- **BRIEF**
Write out the entries, please, from the line containing "Extract the structured" through their final line, exactly and with nothing else.

- **PROVIDED DATA**
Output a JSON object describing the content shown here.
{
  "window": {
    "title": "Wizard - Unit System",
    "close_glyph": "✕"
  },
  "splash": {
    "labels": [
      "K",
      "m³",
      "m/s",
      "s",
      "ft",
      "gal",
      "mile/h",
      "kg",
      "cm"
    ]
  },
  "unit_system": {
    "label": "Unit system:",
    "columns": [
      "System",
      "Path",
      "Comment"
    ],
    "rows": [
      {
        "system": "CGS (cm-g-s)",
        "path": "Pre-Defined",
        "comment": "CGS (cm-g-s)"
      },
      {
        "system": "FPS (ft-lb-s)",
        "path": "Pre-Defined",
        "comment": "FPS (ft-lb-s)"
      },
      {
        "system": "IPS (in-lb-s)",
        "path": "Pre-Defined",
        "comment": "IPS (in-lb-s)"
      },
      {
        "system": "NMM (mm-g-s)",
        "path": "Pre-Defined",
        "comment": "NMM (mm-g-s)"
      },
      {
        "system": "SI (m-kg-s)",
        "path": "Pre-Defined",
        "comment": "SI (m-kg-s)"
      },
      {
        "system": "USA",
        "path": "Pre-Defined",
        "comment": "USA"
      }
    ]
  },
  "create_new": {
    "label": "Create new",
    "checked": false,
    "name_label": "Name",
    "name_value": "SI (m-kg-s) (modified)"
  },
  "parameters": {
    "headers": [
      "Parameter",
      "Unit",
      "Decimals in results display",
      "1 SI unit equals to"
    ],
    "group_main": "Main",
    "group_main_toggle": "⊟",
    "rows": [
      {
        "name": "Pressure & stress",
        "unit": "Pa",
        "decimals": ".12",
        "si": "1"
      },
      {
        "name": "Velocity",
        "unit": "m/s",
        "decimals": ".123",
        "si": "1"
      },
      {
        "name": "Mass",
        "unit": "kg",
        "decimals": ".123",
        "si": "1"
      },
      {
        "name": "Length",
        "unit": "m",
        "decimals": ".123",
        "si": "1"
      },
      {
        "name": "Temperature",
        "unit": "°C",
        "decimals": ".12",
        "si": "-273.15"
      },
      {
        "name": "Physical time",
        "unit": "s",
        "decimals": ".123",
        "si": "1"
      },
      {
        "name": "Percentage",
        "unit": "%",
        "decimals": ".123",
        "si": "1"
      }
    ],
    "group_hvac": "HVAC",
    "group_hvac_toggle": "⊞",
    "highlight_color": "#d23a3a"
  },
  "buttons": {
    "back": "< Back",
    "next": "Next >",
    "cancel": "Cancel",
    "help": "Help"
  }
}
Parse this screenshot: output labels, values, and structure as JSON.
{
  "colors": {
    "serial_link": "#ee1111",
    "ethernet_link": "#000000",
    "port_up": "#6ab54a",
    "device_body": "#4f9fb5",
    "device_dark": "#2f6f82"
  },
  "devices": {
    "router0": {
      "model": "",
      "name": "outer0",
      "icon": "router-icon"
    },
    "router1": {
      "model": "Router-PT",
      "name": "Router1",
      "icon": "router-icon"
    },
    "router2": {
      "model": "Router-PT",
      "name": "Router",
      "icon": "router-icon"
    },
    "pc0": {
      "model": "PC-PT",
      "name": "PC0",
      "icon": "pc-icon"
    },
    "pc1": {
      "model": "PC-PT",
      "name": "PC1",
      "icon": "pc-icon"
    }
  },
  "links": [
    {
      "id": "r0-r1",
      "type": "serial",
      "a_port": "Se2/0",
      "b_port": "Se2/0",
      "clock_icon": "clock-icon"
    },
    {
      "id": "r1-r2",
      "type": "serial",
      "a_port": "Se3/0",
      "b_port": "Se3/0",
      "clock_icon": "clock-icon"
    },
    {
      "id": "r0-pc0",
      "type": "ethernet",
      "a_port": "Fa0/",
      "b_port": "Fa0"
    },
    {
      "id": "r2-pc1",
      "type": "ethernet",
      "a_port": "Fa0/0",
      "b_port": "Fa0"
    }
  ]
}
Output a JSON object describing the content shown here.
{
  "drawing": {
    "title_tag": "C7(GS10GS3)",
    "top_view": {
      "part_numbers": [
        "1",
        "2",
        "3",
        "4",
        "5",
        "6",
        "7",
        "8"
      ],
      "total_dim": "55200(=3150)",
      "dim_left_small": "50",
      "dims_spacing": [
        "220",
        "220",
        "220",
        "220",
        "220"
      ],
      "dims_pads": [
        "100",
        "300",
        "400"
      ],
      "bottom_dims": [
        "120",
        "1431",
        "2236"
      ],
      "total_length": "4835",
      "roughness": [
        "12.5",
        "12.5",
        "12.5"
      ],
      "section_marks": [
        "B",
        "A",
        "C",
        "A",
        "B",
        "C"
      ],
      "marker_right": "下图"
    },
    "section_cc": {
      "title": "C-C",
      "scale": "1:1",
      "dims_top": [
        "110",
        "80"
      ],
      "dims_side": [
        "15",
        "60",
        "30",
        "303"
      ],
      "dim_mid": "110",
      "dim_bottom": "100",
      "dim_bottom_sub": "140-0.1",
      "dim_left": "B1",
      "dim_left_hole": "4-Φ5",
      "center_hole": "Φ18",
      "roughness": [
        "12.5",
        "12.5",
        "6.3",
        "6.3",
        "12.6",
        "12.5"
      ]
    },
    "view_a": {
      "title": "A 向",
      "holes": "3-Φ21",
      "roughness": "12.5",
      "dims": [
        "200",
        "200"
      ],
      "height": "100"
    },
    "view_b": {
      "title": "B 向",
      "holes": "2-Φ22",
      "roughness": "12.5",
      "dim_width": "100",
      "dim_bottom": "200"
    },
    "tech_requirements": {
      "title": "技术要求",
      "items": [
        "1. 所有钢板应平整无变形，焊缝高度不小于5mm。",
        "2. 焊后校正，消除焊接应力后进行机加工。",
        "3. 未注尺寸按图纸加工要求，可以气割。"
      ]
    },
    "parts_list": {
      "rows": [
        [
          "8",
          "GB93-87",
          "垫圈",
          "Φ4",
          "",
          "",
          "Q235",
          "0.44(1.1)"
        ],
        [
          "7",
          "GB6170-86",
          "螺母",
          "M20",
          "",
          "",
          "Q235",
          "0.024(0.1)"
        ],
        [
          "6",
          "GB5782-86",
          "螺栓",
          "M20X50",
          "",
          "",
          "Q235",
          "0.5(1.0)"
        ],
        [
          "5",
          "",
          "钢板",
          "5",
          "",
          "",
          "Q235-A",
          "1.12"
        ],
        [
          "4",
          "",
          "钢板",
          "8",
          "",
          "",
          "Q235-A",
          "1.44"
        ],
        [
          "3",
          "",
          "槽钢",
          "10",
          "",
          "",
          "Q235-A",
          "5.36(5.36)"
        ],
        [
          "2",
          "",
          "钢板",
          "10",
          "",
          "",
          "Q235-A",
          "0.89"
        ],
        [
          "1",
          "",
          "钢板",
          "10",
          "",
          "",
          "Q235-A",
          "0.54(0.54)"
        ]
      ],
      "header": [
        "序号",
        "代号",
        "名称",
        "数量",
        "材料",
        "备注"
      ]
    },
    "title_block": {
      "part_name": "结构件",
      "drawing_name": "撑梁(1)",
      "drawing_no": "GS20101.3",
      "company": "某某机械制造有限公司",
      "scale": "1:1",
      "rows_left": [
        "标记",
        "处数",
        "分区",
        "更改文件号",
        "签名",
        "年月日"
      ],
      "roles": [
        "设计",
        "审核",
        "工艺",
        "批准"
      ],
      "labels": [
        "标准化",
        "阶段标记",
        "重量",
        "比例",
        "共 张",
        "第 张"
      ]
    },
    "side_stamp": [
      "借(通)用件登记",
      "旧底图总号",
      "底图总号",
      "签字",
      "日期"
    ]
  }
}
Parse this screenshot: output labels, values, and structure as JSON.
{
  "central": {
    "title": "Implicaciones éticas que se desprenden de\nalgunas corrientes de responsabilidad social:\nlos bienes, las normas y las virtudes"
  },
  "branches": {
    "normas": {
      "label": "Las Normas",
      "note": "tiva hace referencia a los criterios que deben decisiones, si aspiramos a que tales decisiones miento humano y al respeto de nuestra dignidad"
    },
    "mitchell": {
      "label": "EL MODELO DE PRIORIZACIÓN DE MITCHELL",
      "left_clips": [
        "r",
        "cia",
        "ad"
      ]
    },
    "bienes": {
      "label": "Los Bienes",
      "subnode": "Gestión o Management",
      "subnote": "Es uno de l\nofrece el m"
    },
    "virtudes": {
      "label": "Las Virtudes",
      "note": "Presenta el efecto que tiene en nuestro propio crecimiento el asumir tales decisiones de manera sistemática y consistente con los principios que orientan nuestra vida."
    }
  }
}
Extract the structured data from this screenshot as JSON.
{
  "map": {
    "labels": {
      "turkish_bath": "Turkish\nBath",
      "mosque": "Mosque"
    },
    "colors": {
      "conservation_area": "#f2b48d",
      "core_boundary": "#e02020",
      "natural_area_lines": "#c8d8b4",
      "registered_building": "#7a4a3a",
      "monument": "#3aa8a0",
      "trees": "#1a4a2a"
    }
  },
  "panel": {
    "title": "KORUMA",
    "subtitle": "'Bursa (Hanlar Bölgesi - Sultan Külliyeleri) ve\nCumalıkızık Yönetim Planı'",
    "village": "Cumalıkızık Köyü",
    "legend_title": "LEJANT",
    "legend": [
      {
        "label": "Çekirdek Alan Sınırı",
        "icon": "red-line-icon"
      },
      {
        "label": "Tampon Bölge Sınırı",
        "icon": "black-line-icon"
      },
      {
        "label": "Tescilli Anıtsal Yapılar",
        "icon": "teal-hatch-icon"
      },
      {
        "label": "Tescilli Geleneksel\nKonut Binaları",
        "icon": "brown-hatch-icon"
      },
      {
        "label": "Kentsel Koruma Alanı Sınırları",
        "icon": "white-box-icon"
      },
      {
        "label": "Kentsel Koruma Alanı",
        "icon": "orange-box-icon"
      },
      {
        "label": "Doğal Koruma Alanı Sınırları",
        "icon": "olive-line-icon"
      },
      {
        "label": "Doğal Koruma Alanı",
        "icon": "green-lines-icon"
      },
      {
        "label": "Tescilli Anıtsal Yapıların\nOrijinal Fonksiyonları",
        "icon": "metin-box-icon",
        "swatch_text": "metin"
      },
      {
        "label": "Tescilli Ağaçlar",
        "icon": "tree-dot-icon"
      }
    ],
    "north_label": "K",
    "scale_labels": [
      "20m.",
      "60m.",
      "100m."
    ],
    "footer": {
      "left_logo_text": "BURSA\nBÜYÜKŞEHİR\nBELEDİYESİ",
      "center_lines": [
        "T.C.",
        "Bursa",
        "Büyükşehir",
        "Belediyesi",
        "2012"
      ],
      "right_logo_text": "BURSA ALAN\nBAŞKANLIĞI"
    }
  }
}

- **EXERCISE OUTPUT**
Extract the structured data from this screenshot as JSON.
{
  "map": {
    "labels": {
      "turkish_bath": "Turkish\nBath",
      "mosque": "Mosque"
    },
    "colors": {
      "conservation_area": "#f2b48d",
      "core_boundary": "#e02020",
      "natural_area_lines": "#c8d8b4",
      "registered_building": "#7a4a3a",
      "monument": "#3aa8a0",
      "trees": "#1a4a2a"
    }
  },
  "panel": {
    "title": "KORUMA",
    "subtitle": "'Bursa (Hanlar Bölgesi - Sultan Külliyeleri) ve\nCumalıkızık Yönetim Planı'",
    "village": "Cumalıkızık Köyü",
    "legend_title": "LEJANT",
    "legend": [
      {
        "label": "Çekirdek Alan Sınırı",
        "icon": "red-line-icon"
      },
      {
        "label": "Tampon Bölge Sınırı",
        "icon": "black-line-icon"
      },
      {
        "label": "Tescilli Anıtsal Yapılar",
        "icon": "teal-hatch-icon"
      },
      {
        "label": "Tescilli Geleneksel\nKonut Binaları",
        "icon": "brown-hatch-icon"
      },
      {
        "label": "Kentsel Koruma Alanı Sınırları",
        "icon": "white-box-icon"
      },
      {
        "label": "Kentsel Koruma Alanı",
        "icon": "orange-box-icon"
      },
      {
        "label": "Doğal Koruma Alanı Sınırları",
        "icon": "olive-line-icon"
      },
      {
        "label": "Doğal Koruma Alanı",
        "icon": "green-lines-icon"
      },
      {
        "label": "Tescilli Anıtsal Yapıların\nOrijinal Fonksiyonları",
        "icon": "metin-box-icon",
        "swatch_text": "metin"
      },
      {
        "label": "Tescilli Ağaçlar",
        "icon": "tree-dot-icon"
      }
    ],
    "north_label": "K",
    "scale_labels": [
      "20m.",
      "60m.",
      "100m."
    ],
    "footer": {
      "left_logo_text": "BURSA\nBÜYÜKŞEHİR\nBELEDİYESİ",
      "center_lines": [
        "T.C.",
        "Bursa",
        "Büyükşehir",
        "Belediyesi",
        "2012"
      ],
      "right_logo_text": "BURSA ALAN\nBAŞKANLIĞI"
    }
  }
}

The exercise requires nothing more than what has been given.